Try to not use too much epoxy when setting the magnets. This will make it easier to clean up the excess. Put a little epoxy into the magnet hole and then press the magnet into the hole. It helps to press the magnet into the hole with a small scrap piece of 1/2" thick plywood to set the top of the magnet flush with the bottom of the dado (groove). Once you press the magnet in you should remove any excess epoxy that squeezes out from around the magnet.
Give the epoxy plenty of time to cure based on the variety you use.
Next add the matching screws in the bottom edge of the vertical piece so they line up with the magnets. I did this by marking the location on the bottom of the vertical piece for each of the screws. Then I drill a pilot hole into the edge at each screw location with a 1/8" brad point drill bit.
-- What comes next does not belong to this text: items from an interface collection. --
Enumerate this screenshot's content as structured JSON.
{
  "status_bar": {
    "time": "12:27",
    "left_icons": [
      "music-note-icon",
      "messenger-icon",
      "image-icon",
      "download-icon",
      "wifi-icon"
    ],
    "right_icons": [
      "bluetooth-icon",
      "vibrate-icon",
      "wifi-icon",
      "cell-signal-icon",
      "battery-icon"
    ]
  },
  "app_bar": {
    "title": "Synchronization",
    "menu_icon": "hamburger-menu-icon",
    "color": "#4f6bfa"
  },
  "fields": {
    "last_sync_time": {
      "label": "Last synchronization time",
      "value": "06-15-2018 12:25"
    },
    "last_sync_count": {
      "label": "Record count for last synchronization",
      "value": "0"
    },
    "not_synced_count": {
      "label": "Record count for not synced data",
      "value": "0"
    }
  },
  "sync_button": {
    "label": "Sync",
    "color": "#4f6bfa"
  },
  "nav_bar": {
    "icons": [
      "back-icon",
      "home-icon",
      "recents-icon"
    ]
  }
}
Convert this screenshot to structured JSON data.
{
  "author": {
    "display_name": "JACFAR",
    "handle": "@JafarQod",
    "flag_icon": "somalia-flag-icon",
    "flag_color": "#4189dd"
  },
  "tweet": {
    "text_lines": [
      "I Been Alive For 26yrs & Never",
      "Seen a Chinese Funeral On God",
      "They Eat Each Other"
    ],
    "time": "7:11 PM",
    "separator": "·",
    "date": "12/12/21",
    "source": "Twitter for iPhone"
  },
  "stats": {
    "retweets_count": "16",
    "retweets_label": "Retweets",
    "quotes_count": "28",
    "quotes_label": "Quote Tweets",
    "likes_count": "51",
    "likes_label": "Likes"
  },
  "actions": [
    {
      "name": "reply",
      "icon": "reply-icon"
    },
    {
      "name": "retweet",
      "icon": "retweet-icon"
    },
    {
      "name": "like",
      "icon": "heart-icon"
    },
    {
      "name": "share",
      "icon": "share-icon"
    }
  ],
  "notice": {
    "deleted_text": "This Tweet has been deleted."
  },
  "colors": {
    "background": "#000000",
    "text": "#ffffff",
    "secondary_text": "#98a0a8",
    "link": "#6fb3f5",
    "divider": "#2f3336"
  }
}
You want to make sure you drill the holes in the center of the board so you don’t risk the countersink drill bit coming through the edges of the vertical board. Next use the 3/8" diameter countersink and drill into the bottom edge of the board. You can now add the 1-1/4" #8 construction screws to each of the holes. Drive the screws to the point where they are flush with the edge of the board. You want them to all come in contact with the magnets at the same time for the best holding power.
To attach the chisel support to the main vertical piece of the holder I just set it in place with the longest chisel and marked the best location using a piece of blue painters tape. Then I marked a line across the vertical piece that would be the centerline for the chisel support. I marked locations for the screws along this centerline where they would go into the deepest part of the . The screws I used here were 1-5/8" long #8 general construction screws. I marked the outside edges and two more locations going towards the center of the support.
First I drilled through the main vertical piece of wood with a 1/8" bit. Then I drilled through the board from the back side using the countersink bit so the screw heads would be recessed in the back of the vertical board.
Next I clamped the chisel support to the vertical piece. Then I drilled through the back of the vertical piece into the two center screw locations. Once these two inner screws were tightened in place I removed the two clamps that were obstructing the outside drilling locations and drilled and installed those screws.
I did not glue this piece in place in case I ever wanted to modify it. That way you can just remove the four screws and replace that piece. It also makes it easier to finish the pieces.
The screws for attaching the cleats were 1-1/4" long #8 general construction screws. I pre-drilled two holes into each of the two cleat pieces 3/4" from each side. The cleat pieces I used were 3-1/2" long.
It helps to use a piece of matching wall cleat longer than the chisel rack to make sure the two individual pieces are aligned properly before you attach them. I only used the two screws in each piece and did not glue mine in place.
Now the chisel rack should be fully functional and just need some finish. I opted for two coats of General Finishes satin water based topcoat. I did take everything apart that I could before applying the finish. I also did a light sanding between coats.
I am extremely happy with how this chisel rack turned out. Going from idea to reality needed a few adjustments along the way, but the results are going to be useful for a long time.
I would love to see pictures of yours if you decide to build one.
This is not as complicated of a build as I thought it was going to be so if you are considering building one then I highly recommend it.